So, the hats (and neckwear)—for which Schiaparelli is most famous—juxtapose Prada's obsession-inducing, highly coveted, monster profit-driving shoes. And the skirts, all by Prada, contrast (or, rather, coordinate with) Schiaparelli's embellished jackets and tops. Here you'll spot both designer's most famous pieces: Schiap's inverted shoe hat; Prada's creeper-espadrille-wingtip; along with the hot rod shoes from right now; and some foulard-flower embellished platform clunkers you'll never forget.
In the next space you'll see clusters of looks arranged by overarching theme. One area is all about that sort of darkly-chic, minimalism that no longer characterizes the work Prada sends down the runway but remains a hallmark of what Prada stands for. Funerary items—black, severe, minimalist, impossibly chic—that are the polar opposite of the vignettes that follow in the rest of the exhibition. Another, called "Naif Chic," features childish looks for grown women (with expensive taste). Here you'll find four full looks from Prada's blockbuster Spring '11 collection—printed bananas, candy stripes, embroidered monkeys, all festooning what are, frankly, cotton (but really nice cotton) hospital smocks. Elsewhere, vignettes feature ethnicism, decadence (Prada: "I struggle constantly with my decadent tendencies."), provincialism, craftsmanship, and the celebration of all things ugly.
Throughout, it's surprising how well the two designers' work melds. More than once, looks I assumed must be Schiaparelli turned out to be Prada—proving Schiap's relevance, or at least a shared design DNA between the two. In fact, much of it just seems singularly Prada. For example: An intarsia sweater with a knit-in necktie motif. How couldn't that be Prada? Well—that one's actually Schiaparelli.

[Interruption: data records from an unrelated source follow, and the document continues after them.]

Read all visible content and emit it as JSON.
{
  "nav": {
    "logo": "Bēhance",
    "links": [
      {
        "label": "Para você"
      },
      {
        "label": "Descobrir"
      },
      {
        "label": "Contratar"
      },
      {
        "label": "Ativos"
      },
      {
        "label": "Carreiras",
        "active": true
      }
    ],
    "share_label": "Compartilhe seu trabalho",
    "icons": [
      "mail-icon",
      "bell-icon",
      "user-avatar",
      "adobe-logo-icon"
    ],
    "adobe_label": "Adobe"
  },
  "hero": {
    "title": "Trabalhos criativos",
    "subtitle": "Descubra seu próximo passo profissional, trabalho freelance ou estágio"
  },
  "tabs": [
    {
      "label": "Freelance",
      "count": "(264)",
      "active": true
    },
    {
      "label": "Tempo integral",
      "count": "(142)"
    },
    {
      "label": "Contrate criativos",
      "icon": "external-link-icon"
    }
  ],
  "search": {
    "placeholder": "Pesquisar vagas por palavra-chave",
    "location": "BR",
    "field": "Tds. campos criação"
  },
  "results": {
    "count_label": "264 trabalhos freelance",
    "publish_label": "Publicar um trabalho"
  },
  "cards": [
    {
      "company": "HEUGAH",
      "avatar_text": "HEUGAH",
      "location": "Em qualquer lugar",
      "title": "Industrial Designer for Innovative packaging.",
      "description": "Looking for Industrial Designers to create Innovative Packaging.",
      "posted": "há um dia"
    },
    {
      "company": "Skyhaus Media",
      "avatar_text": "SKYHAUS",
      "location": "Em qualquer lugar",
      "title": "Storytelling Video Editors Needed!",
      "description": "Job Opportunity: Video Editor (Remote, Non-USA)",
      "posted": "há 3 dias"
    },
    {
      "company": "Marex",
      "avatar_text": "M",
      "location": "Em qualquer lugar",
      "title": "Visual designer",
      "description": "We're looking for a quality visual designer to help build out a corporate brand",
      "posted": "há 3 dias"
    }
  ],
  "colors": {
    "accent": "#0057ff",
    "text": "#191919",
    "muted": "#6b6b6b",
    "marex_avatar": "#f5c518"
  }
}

The final area is a meandering hall of fun house mirrors that I can imagine being a bit terrifying when extremely packed (as it likely will be). It's dark, every surface is reflective, and looks (mostly Prada's) set in glass boxes juxtapose backlit photographed ensembles (mostly Schiaparelli's). Here you'll see how both designers employed faux fur and animal prints; how both used fringe; how both enjoy lip and lipstick motifs. You'll also—if you look closely enough—notice that each illuminated photograph features some subtle bit of animation. A billowing bit of fringe; a flirtatiously blinking eye. It's weird, but it works. And the same can be said for Schiaparelli's oddest, most surreal pieces; including that famous, crazy lobster plunked on that soft, billowing white gown. I only wish the dress was actually there—there's only a photo on offer.

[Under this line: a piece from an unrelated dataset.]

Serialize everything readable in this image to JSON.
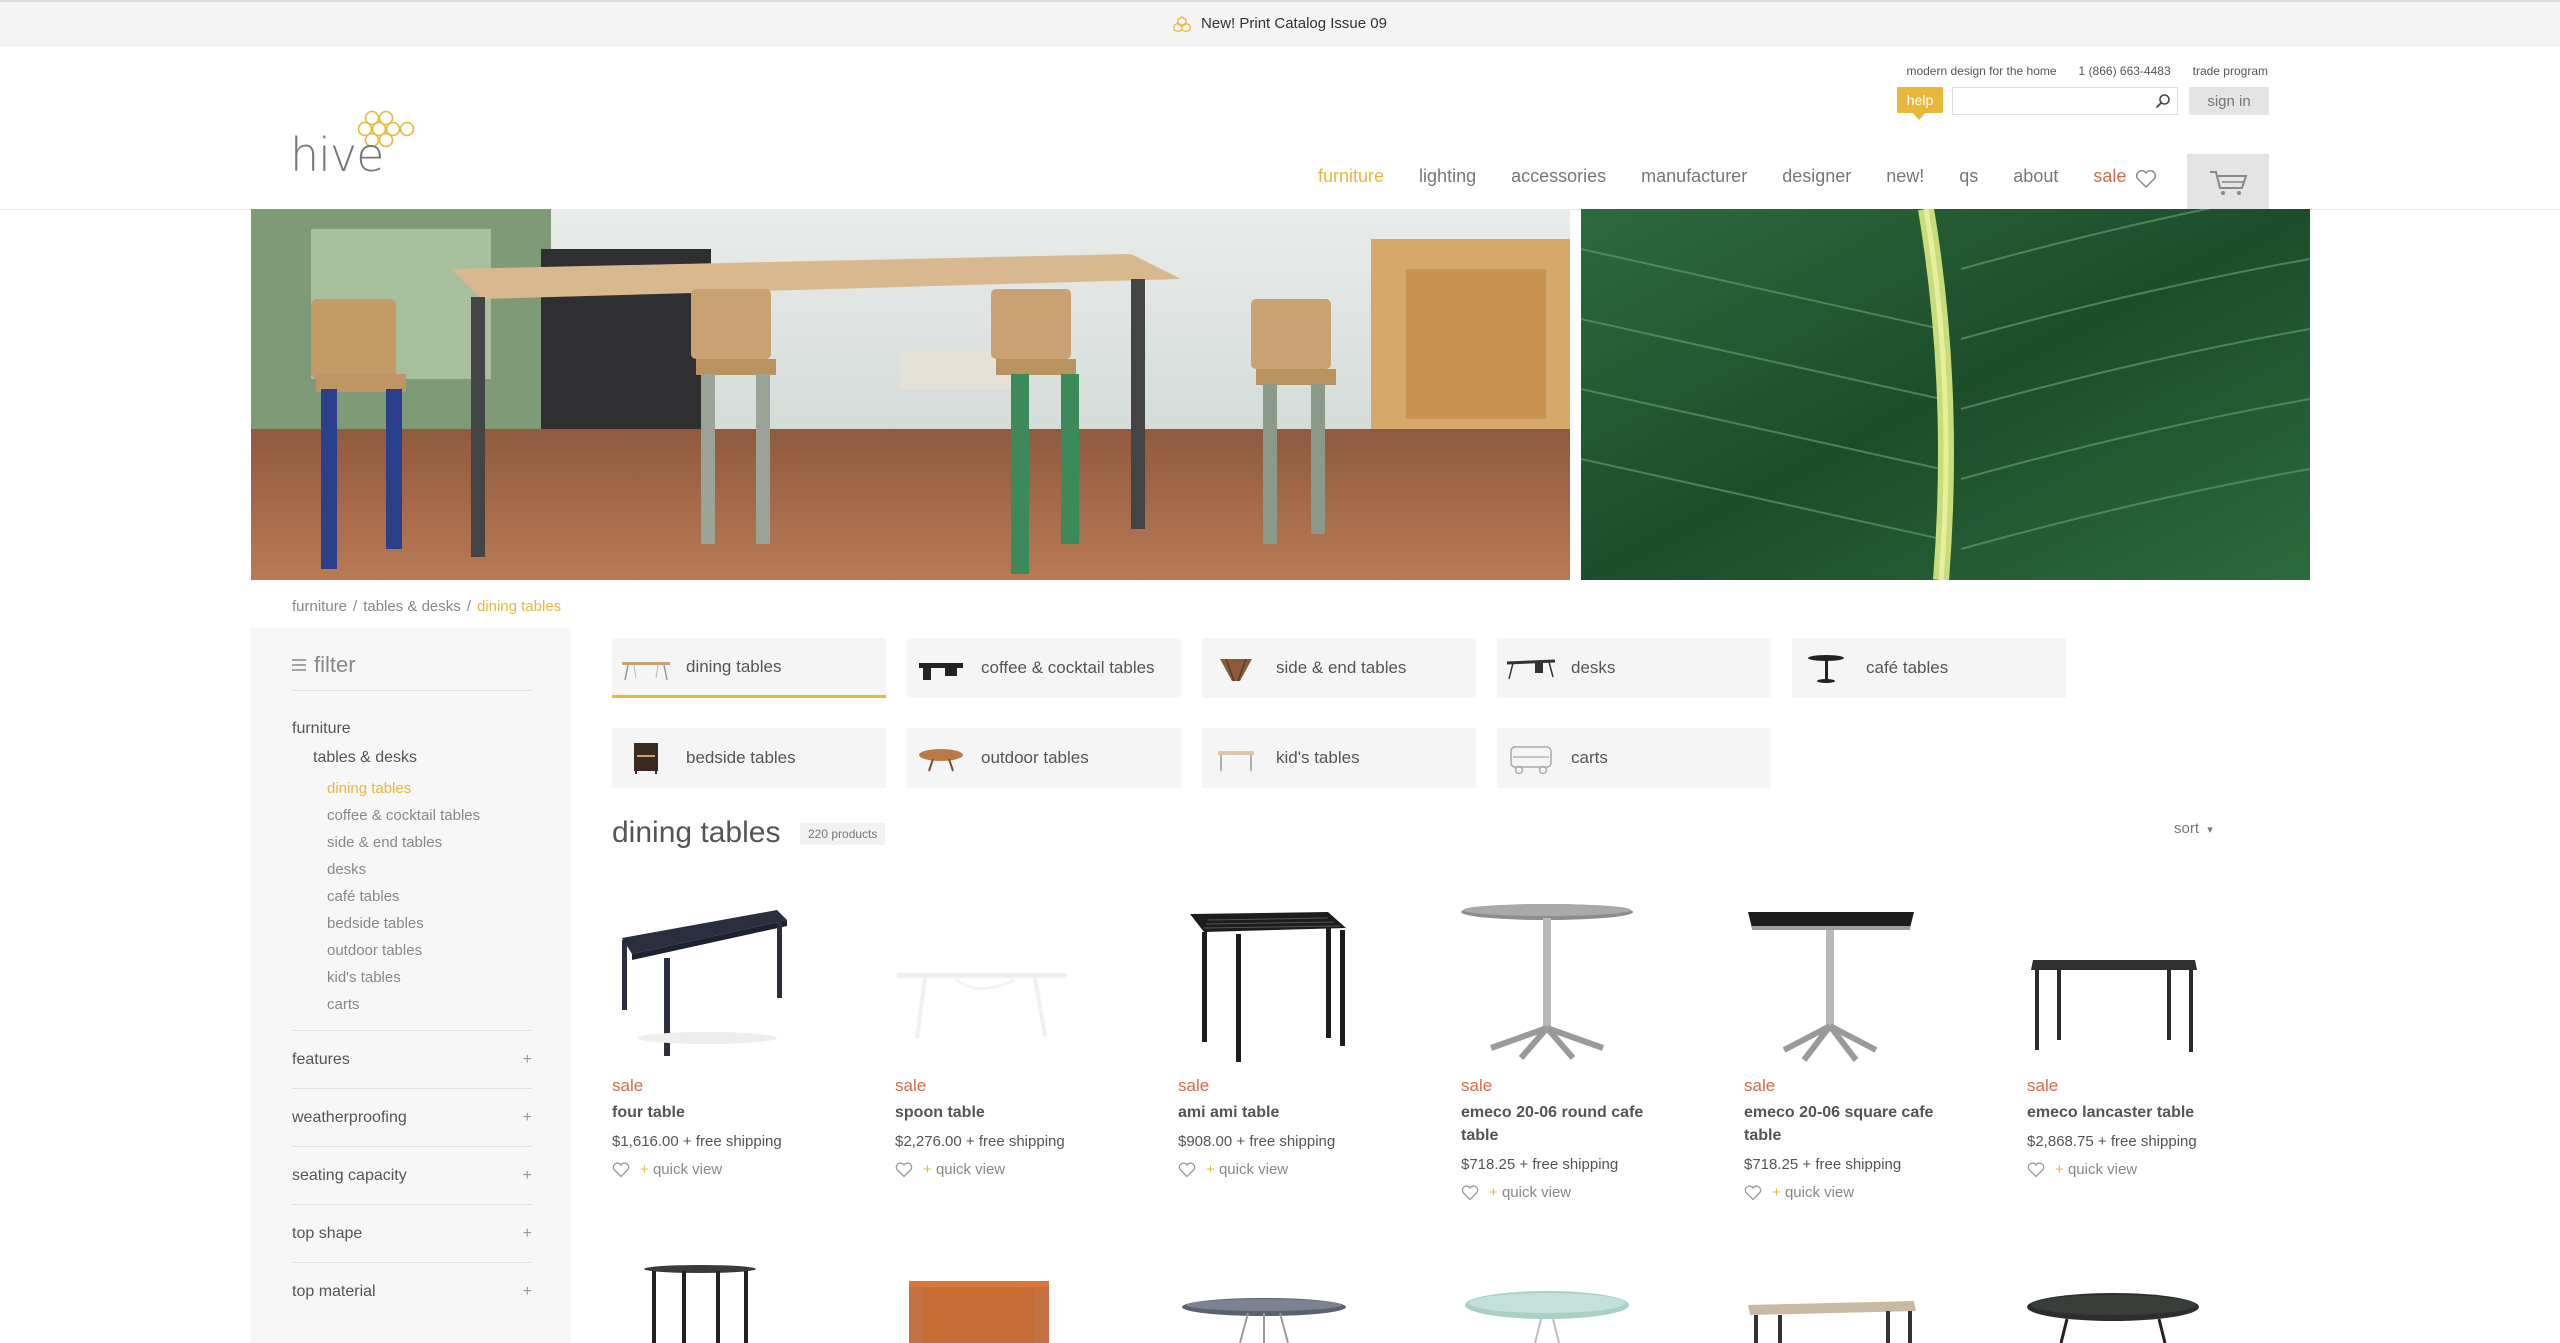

So that's the gist. It's amazing. I wish it was bigger. You exit through the gift shop—and you'll be buying the hot rod heel tree ornament.
It's not like you can afford the real one.
· Love, Frank [Racked]